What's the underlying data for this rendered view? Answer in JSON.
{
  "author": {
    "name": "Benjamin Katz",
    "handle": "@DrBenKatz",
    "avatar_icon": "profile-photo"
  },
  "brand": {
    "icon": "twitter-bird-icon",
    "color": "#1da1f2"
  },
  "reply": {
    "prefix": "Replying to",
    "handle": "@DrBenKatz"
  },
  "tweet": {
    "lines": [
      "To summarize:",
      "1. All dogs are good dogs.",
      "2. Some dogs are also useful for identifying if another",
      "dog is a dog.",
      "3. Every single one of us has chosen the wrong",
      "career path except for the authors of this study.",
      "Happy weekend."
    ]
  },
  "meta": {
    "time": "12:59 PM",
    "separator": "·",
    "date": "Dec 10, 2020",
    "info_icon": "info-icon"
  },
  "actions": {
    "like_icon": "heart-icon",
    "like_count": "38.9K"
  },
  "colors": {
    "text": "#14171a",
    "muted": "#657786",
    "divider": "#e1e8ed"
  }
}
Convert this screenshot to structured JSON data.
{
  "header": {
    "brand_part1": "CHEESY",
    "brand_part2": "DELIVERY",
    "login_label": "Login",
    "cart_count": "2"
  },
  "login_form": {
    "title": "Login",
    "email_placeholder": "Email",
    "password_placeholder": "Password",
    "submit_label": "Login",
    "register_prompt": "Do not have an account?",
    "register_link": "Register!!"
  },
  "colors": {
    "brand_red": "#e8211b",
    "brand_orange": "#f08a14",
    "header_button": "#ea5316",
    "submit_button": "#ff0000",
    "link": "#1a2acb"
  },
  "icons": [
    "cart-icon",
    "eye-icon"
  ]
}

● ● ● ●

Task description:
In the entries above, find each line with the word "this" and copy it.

Task response:
What's the underlying data for this rendered view? Answer in JSON.
      "career path except for the authors of this study.",
Convert this screenshot to structured JSON data.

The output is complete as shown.